This was one of the first sunny days of the year and I couldn’t WAIT to get outside. I’ve found that students (especially students who are low performing) are really intrigued by the outdoors. Whether you let students read silently on the benches on campus or reinforce lesson objectives using natural examples, the kids will love it and love you!
After approval from maintenance/admin, I gave a group of students some chalk and math problems, and let them solve it on the sidewalk outside. The exact same problems that students were reluctant to solve on a boring worksheet suddenly became the most exciting set of math problems they had ever laid eyes on. They were literally begging for more math problems so they could continue to “write” on the sidewalk.
There are many different ways I’ve done this. In this case, I cut individual problems out of a worksheet and gave students one problem to solve at a time. I didn’t give students another math problem until they correctly solved the previous one and defended their answer. Giving the students one question at a time worked well for students who had short attention spans and are easily overwhelmed.
“Miss Saina! Can I get another problem PLEASE?! I want to do another problem! Please!?” This was definitely a backwards request from my student. I wasn’t complaining though!
On a different day, when we were reinforcing how to find area and circumference of a circle, I brought a group of kids outside to find circles around our school campus (there are surprisingly many different circles on a school campus!). Once they found a circle (basketball court, tables, garbage bins, etc.), they worked together to measure the radius and diameter, and used this information to calculate the area and circumference. They really loved doing this!

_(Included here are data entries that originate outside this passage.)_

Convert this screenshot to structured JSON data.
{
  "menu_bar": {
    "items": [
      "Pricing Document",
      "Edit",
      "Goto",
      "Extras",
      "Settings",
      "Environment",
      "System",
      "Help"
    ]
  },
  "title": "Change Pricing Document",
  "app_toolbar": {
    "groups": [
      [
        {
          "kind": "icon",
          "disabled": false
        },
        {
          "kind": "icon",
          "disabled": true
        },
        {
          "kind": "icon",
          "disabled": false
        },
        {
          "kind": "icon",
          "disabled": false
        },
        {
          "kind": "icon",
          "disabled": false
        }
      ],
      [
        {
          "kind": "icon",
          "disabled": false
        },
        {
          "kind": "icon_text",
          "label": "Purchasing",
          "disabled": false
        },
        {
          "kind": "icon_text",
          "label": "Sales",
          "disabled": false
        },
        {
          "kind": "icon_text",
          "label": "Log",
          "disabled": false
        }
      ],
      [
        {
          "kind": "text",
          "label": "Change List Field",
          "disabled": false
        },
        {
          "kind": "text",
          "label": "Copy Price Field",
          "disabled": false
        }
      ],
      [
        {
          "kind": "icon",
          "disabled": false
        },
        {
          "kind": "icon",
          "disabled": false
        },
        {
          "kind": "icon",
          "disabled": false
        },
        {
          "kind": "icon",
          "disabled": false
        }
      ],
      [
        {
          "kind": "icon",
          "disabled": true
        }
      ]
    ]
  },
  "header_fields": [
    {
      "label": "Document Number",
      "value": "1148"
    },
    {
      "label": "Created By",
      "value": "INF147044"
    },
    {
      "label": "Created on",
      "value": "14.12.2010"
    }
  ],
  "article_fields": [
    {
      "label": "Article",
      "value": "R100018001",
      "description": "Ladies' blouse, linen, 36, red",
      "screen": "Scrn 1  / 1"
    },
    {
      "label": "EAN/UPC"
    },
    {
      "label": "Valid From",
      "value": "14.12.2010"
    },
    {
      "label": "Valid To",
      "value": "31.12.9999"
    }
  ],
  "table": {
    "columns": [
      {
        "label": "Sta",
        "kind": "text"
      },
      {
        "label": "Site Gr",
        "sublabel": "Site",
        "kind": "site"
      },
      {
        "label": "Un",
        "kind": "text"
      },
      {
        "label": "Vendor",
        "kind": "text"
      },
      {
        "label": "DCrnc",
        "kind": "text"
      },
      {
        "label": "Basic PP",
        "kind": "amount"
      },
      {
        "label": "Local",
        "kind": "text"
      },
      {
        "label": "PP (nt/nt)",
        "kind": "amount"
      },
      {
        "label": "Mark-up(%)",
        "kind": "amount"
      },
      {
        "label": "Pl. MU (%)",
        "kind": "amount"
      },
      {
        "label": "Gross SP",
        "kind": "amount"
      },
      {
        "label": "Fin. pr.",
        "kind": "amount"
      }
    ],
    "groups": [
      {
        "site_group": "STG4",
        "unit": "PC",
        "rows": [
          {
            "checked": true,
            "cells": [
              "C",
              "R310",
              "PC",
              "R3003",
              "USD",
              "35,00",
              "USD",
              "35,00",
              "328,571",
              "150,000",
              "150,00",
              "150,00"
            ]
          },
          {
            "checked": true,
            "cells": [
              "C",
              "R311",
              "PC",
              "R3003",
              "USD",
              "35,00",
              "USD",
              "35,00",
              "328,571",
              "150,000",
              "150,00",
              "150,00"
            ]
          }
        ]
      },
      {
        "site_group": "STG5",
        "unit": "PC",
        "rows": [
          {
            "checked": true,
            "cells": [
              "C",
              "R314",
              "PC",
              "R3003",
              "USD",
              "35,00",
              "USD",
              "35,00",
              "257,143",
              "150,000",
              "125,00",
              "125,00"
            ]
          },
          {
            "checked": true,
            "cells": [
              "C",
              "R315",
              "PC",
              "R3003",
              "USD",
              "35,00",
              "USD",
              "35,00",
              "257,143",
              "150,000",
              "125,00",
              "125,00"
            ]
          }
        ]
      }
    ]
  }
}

Students were also able to find their own parallelograms around campus to measure and solve. I didn’t need to preface this lesson with a real world application, because they were experiencing it for themselves. After the activity, we had a discussion about how this skill would be useful in life. Students actually came up with occupations that I didn’t even think of!